Records and information management: Policy, regulations, and general principles for appropriately managing, accessing, and preserving administrative records throughout their lifecycle and schedules for their final disposition
Respondent: A person against whom a report of sexual misconduct is filed.
Response Model Teams: The response model consists of two teams. 1. A case management team that includes, at a minimum, student conduct, Title IX, campus police and advocacy; team will meet regularly. 2. A team responsible for a campus collaborative approach to addressing sexual violence; to ensure success the team must include key stakeholders across the campus and community.
Sexual Assault: occurs when physical sexual activity is engaged without the consent of the other person or when the other person is unable to consent to the activity. The activity or conduct may include physical force, violence, threat, or intimidation, ignoring the objections of the other person, causing the other person's intoxication or incapacitation through the use of drugs or alcohol, or taking advantage of the other person's incapacitation (including voluntary intoxication).
Sexual Harassment: Unwelcome sexual advances, requests for sexual favors, and other verbal, nonverbal, or physical conduct of a sexual nature. It is conduct that explicitly or implicitly affects a person's employment or education or interferes with a person's work or educational performance or creates an environment such that a reasonable person would find the conduct intimidating, hostile or offensive.
Sexual Misconduct: Includes dating violence, domestic violence, sexual assault, sexual violence, and stalking.
Sexual Violence: Physical sexual acts engaged without the consent of the other person or when the other person is unable to consent to the activity. Sexual violence includes sexual assault, rape, battery, and sexual coercion, domestic violence and stalking.
Stalking: When a person repeatedly engages in conduct directed at a specific person that places that person in reasonable fear of his or her safety or the safety of others.

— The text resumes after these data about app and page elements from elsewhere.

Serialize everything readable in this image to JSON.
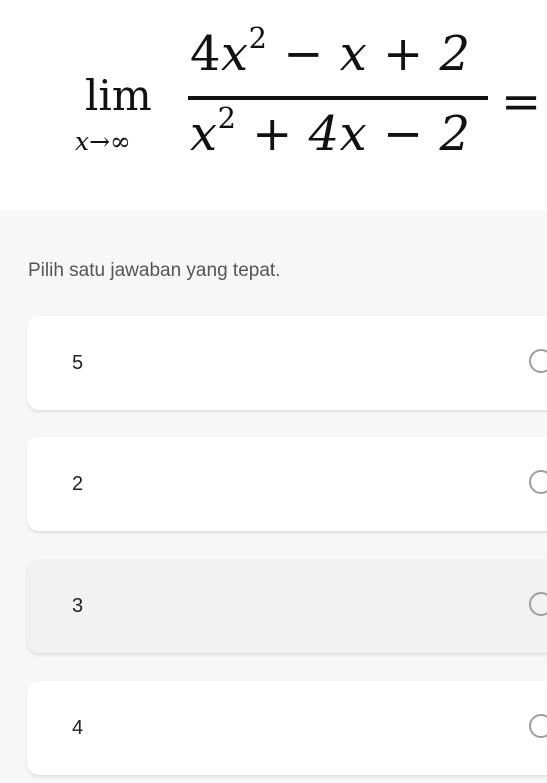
{
  "question": {
    "lim_word": "lim",
    "lim_sub": "x→∞",
    "numerator": {
      "coef": "4",
      "var": "x",
      "exp": "2",
      "rest": " − x + 2"
    },
    "denominator": {
      "var": "x",
      "exp": "2",
      "rest": " + 4x − 2"
    },
    "equals": "="
  },
  "instruction": "Pilih satu jawaban yang tepat.",
  "options": [
    {
      "label": "5",
      "selected": false
    },
    {
      "label": "2",
      "selected": false
    },
    {
      "label": "3",
      "selected": false
    },
    {
      "label": "4",
      "selected": false
    }
  ]
}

Student Advocate: A student who has the experience, skills, and knowledge to train students on how to recognize and address sexual misconduct and to provide advice and assistance to complainants of sexual misconduct (dating violence, domestic violence, sexual assault, sexual violence, and stalking).
Student Conduct Officer: University Official responsible for handing resolution meetings or conduct reviews with an individual alleged to have violated the Code of Conduct and to assign or recommend sanctions.
Title IX Officer: The designated coordinator or agent of the University with the responsibility for coordinating University Title IX compliance efforts.
Trauma-Informed Services: Services designed to acknowledge the impact of violence and trauma on people's lives and the importance of addressing trauma in education. Services are influenced by an understanding of the impact of interpersonal violence and victimization on an individual's life and development. To provide trauma-informed services, all staff of an organization must understand how violence impacts the lives of the people being served, so that every interaction is consistent with the recovery process and reduces the possibility of re-traumatization.
VAWA: The Violence Against Women Act, a federal law meant to end violence against women by improving the criminal justice response to violence against women and enhancing services to and resources for victims.
University of California Policy On Sexual Harassment and Sexual Violence: Policy that applies to all UC employees and students at its campuses and University programs and activities and furthers the University's commitment to compliance with the law and to the higher standards of ethical conduct.